A Russian Mystery
May 21, 2018
This week’s recording is obscure Zonophone made in Vilnius (the capital of Lithuania but not exactly a capital of recording) in the industry’s early days. It is an opera aria with piano accompaniment, which would normally put the date sometime before 1905, though its catalogue number would suggest something more like 1910. The singer is one A. A. Georgievskii (А.А.Георгiевскiй), and he is extraordinary, but nobody seems to know who he was. He is described (on the labels of some of his Zonophones) as “Artist of the Private Opera” - several such companies existed in pre-Revolutionary Russia - but nothing more is known.
The name can be spelled various ways in Roman letters, and there is a tenor who sang in the West a little later as “Arnoldo Georgewsky,” who apparently served for a time as a cantor in Bucharest, and who wound up in New York City, where he was still living in the early 1960s. That Georgewsky made recordings for Odeon and Columbia sometime in the late 1920s, mostly Puccini standards; they are attractive but fairly conventional. This Zonophone singer is something else again, and though cataloguers have assumed him to be the same person as Arnoldo, I don’t think so.
The music is Almaviva’s familiar aria from Il barbiere, “Ecco ridente in cielo,” and it sounds like a throwback to the 19th-century, with lingering pianissimi, perfect trills, bold ornamentation and spectacular cadenzas. Also a lot of confusion between singer and pianist, who don’t seem to have gotten on the same page before immortalizing their work. This is another reason for suspecting that the record might be a very early one. Nobody knew at first - how would they? - that trivial errors become disproportionately annoying upon repetition. At the end of the song, neither performer seems to have any idea what the other is going to do - but to fix it they would have had to make the whole record over again from the start!

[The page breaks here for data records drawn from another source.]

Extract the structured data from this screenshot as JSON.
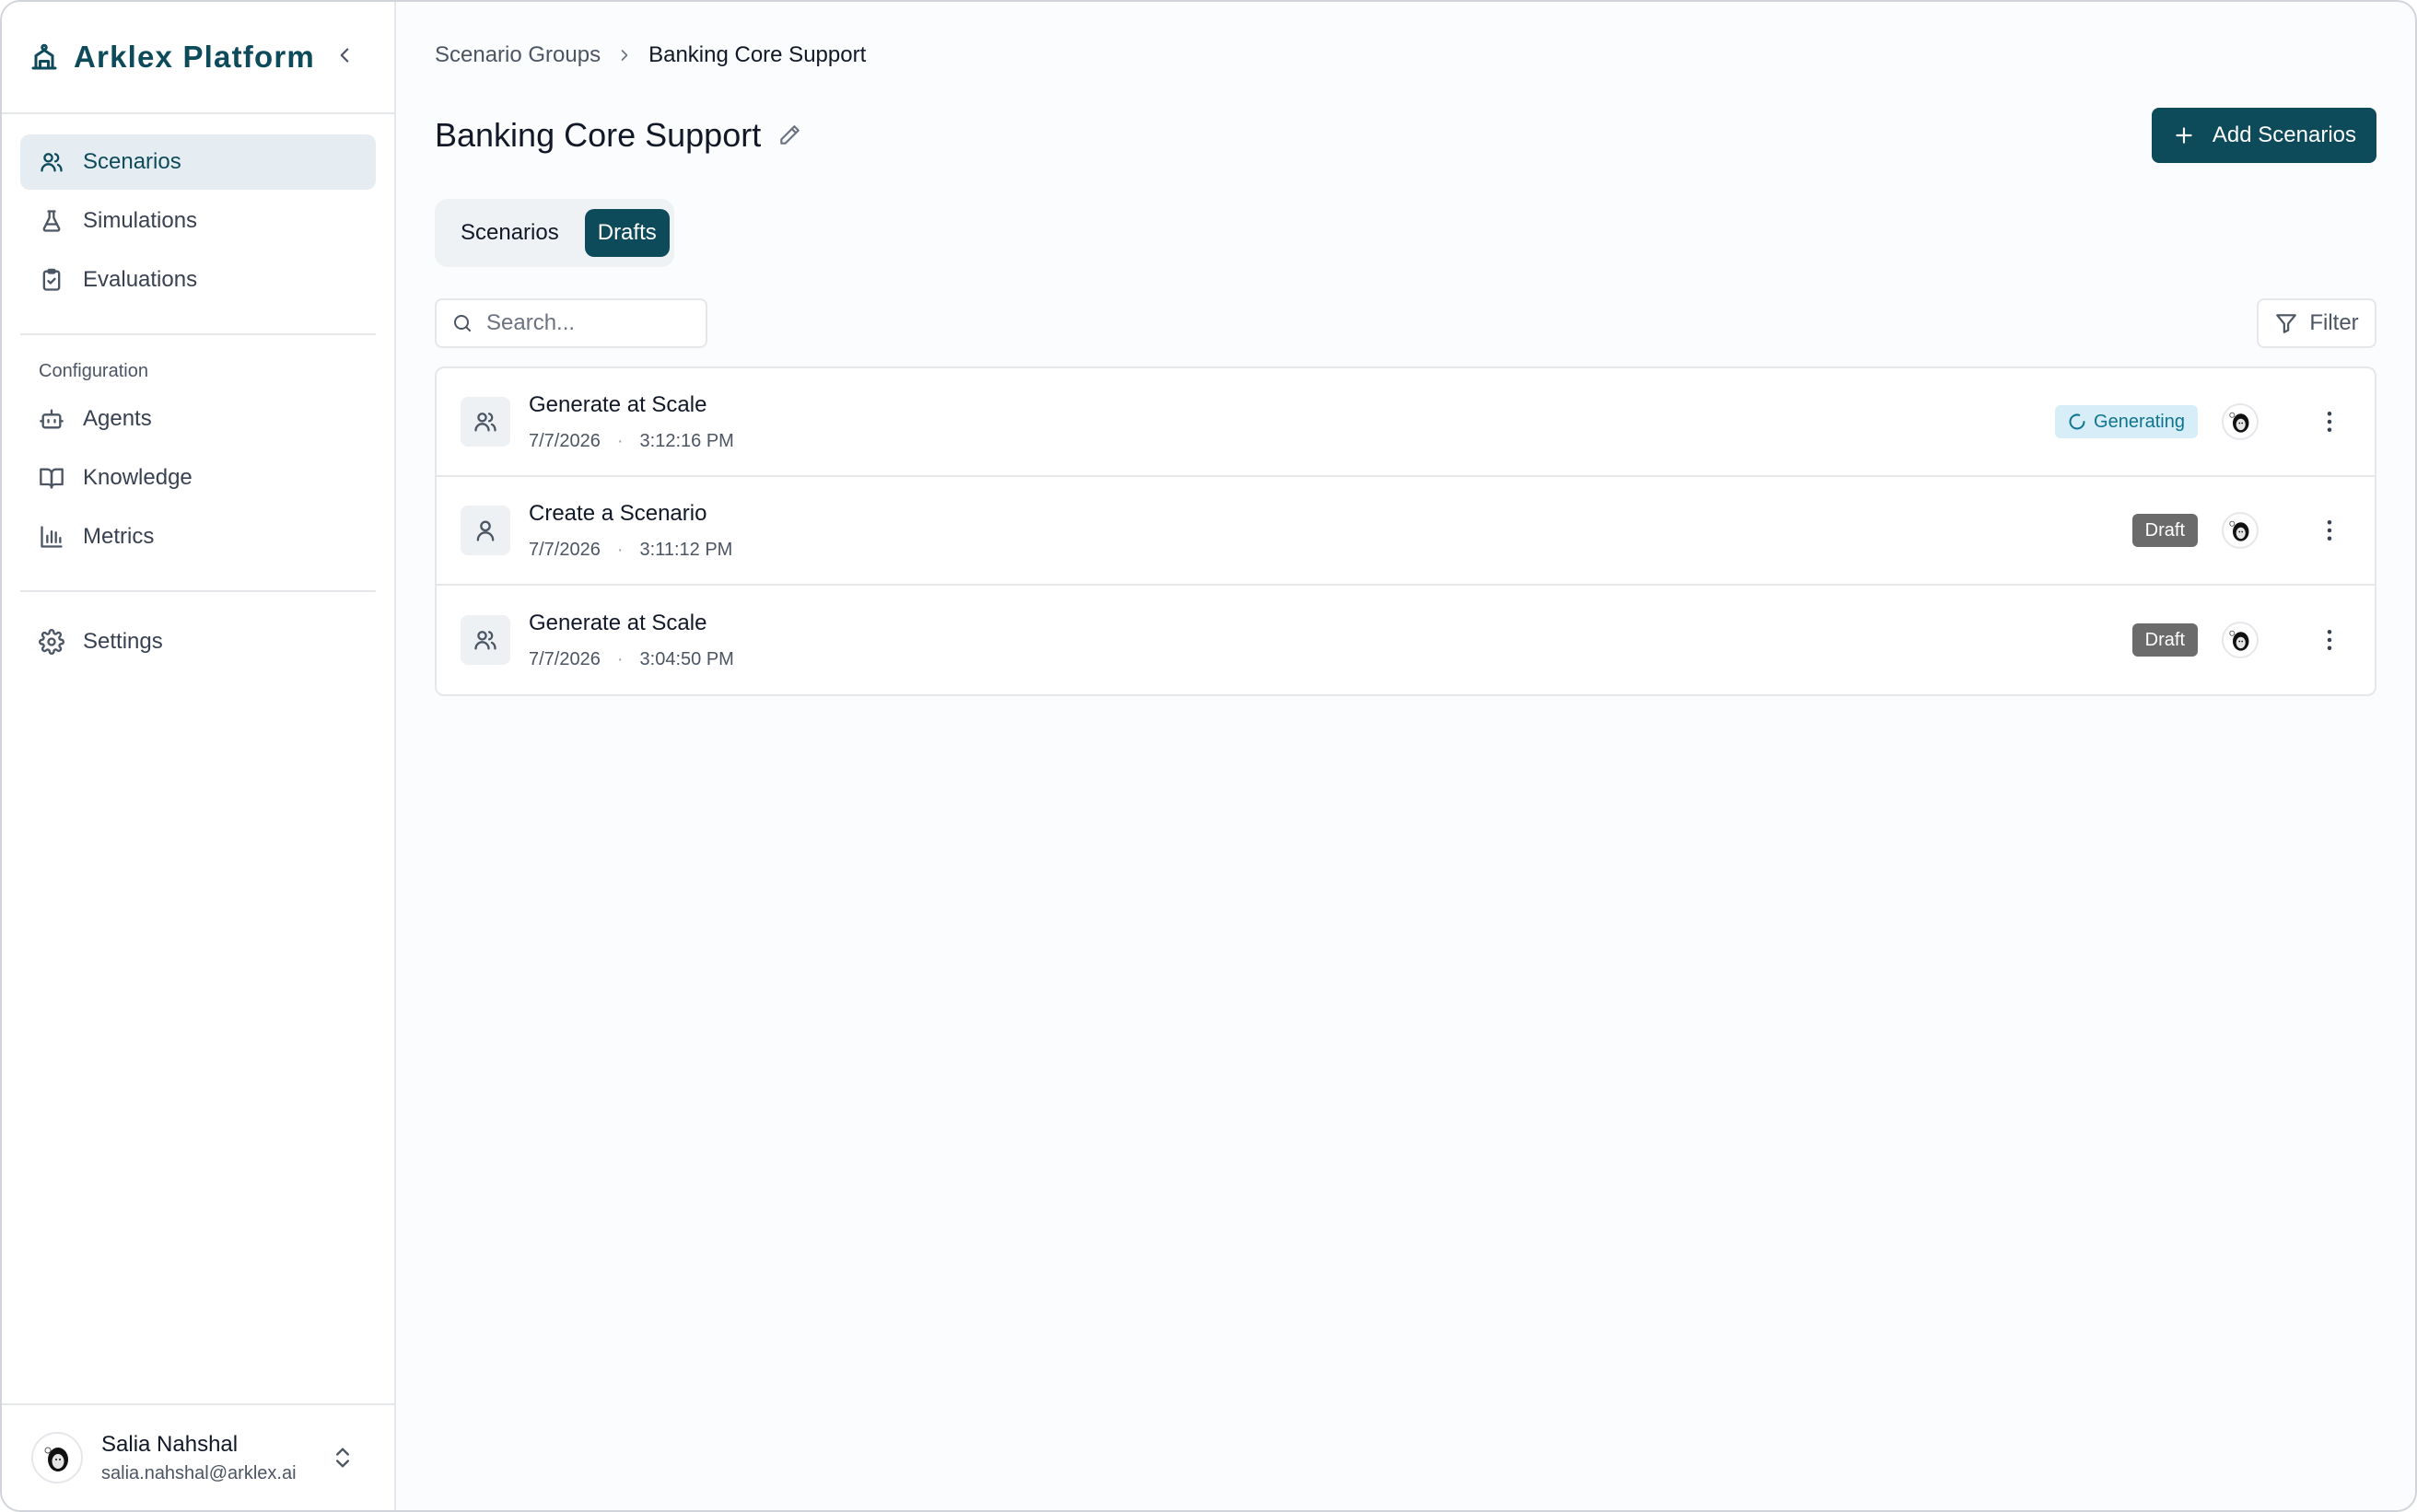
{
  "app": {
    "name": "Arklex Platform"
  },
  "sidebar": {
    "items": [
      {
        "label": "Scenarios",
        "icon": "users-icon",
        "active": true
      },
      {
        "label": "Simulations",
        "icon": "flask-icon"
      },
      {
        "label": "Evaluations",
        "icon": "clipboard-check-icon"
      }
    ],
    "config_label": "Configuration",
    "config_items": [
      {
        "label": "Agents",
        "icon": "bot-icon"
      },
      {
        "label": "Knowledge",
        "icon": "book-icon"
      },
      {
        "label": "Metrics",
        "icon": "bar-chart-icon"
      }
    ],
    "settings_label": "Settings"
  },
  "user": {
    "name": "Salia Nahshal",
    "email": "salia.nahshal@arklex.ai"
  },
  "breadcrumb": {
    "parent": "Scenario Groups",
    "current": "Banking Core Support"
  },
  "page": {
    "title": "Banking Core Support",
    "add_button": "Add Scenarios"
  },
  "tabs": {
    "scenarios": "Scenarios",
    "drafts": "Drafts",
    "active": "drafts"
  },
  "search": {
    "placeholder": "Search...",
    "value": ""
  },
  "filter": {
    "label": "Filter"
  },
  "rows": [
    {
      "title": "Generate at Scale",
      "date": "7/7/2026",
      "time": "3:12:16 PM",
      "status": "Generating",
      "icon": "users-icon"
    },
    {
      "title": "Create a Scenario",
      "date": "7/7/2026",
      "time": "3:11:12 PM",
      "status": "Draft",
      "icon": "user-icon"
    },
    {
      "title": "Generate at Scale",
      "date": "7/7/2026",
      "time": "3:04:50 PM",
      "status": "Draft",
      "icon": "users-icon"
    }
  ],
  "colors": {
    "brand": "#0d4a5a",
    "generating_bg": "#d7eef8",
    "draft_bg": "#6b6b6b"
  }
}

I don’t mind - I’ll take it “as is” for the free-wheeling charisma and vocal expertise. Maybe this "A. A. Georgievskii" and “Arnoldo Georgewsky” were father and son? There sounds like about a generation's worth of difference in style. In any case - if anybody has a hint, I would love to hear about it, and I only wish we had a whole series of Bel Canto arias by this guy!
Teatro Nuovo puts great emphasis on learning from the singers who had never heard, or heard of, microphone singing - primitive recordings from more than a century ago, forming a link to the traditions of opera’s heyday and the infinite potential of the natural, unassisted human voice. Check this space regularly for samples, and click here for some pointers on how to listen.